So back on the 28th May, we were invited by the Bitcoin Association Northern Ireland (BANI) to attend their first regional meetup, which took place in the Boden House Coffee Company on Ormeau Road in Belfast. Founded by current Coin Telegraph UK editor, Niall Maye, the organisation has been set up to represent bitcoin interests in the North.
Not that we really get involved in formally joining organisations here at Bitcoins in Ireland, but I got the train up from Dublin, and after two and a half hours arrived at Belfast Central. I wasn’t aware that Belfast doesn’t seem to have a single taxi that can pick you up off the street, and nothing on Hailo, so after a few minutes, and given the reasonable weather on the day, I decided to walk the mile and a half to where the meetup was going on.
The Coffee Shop is one of Belfast’s first to accept bitcoin, and it wasn’t hard to find where to go when I got there. There is Bitcoin Accepted information in the till area, and against the back wall there was a presentation screen set up, with about a dozen people. Bitpay had sponsored the event, with literature on display to take home, and someone had gone to the effort of baking some very tasty bitcoin biscuits was a nice touch.

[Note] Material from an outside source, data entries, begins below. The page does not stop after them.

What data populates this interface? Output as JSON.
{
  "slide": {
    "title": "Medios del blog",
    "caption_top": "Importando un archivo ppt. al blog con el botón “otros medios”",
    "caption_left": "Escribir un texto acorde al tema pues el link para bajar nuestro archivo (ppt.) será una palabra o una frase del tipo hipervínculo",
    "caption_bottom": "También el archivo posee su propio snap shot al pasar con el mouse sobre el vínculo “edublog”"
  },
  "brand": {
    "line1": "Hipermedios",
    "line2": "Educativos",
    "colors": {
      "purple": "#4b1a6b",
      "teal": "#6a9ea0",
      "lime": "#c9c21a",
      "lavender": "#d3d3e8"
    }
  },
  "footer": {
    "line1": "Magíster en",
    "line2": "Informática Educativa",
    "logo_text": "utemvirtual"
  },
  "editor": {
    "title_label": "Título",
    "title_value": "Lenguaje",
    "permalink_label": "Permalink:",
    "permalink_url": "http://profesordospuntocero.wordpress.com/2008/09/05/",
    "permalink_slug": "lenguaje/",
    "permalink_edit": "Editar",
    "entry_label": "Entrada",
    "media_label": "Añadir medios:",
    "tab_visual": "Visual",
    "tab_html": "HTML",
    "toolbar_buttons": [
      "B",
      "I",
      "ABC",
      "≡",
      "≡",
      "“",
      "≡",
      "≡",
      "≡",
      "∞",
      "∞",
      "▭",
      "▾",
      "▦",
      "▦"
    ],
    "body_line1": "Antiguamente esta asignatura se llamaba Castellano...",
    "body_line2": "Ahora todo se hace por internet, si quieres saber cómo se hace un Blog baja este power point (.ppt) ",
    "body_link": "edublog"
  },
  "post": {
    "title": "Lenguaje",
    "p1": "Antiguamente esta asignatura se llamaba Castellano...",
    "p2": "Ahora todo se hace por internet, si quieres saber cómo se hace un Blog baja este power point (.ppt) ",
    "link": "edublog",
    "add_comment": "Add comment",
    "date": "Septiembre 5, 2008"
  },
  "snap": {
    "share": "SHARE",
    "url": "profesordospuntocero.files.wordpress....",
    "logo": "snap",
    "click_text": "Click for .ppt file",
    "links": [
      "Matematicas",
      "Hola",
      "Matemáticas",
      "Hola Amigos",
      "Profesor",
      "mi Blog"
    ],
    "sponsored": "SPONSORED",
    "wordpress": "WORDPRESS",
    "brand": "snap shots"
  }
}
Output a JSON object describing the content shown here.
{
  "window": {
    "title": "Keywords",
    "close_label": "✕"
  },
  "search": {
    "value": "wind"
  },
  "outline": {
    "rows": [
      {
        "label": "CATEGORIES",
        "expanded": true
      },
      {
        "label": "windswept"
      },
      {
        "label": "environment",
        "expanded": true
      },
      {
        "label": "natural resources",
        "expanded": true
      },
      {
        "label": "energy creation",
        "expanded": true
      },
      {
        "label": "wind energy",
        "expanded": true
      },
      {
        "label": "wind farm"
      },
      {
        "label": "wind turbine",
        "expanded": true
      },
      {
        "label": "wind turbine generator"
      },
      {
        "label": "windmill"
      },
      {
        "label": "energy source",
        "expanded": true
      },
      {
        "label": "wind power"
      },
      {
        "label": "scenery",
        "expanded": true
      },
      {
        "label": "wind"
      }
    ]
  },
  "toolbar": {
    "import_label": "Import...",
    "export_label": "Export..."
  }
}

So during the evening, Niall had given a presentation on bitcoin, explaining what it is, how it works, and their goals as an organisation. They will be making submissions to the UK Government, and with currently zero VAT on bitcoin transactions, Belfast has seen a knock on affect from the UK semi-legislating for bitcoin. A number of cryptocurrency companies have set up in the city in the last year or two, adding to it’s already well established tech hub. The presentation is available here as a PDF.
Afterwards, there was a social for a few hours, with people having general chats about bitcoin. The crowd included a diverse mix of people, with a range of entrepreneurs, programmers and students sharing their opinions on the scene in the North, and bitcoin in general. Our sister company, Bitcoin Marketing Team was one of the sponsors on the night, and as a number of people hadn’t seen a bitcoin transaction in-person, we made the transaction in front of everyone, donating 0.25 bitcoin towards the event’s running costs.
At the end of the night, I paid my bill using the CoinKite terminal the store uses, and where they sell bitcoin vouchers. This was a little different than the ones I’ve used in getting bitcoin in Dublin at GSM Solutions, as the staff simply printed off a paper voucher, which was brought over to the table, and then paid using my mobile wallet. This is the first time I’ve seen this in action, and it works pretty well, with the alternative being paying at the till.
We returned back to Dublin later that evening, after an interesting night. While the scene in Belfast may be coalescing a little bit behind the Dublin scene, there’s a dedicated and enthusiastic community beginning to form in Northern Ireland and Belfast, and I’m sure there will be plenty of exciting projects coming soon.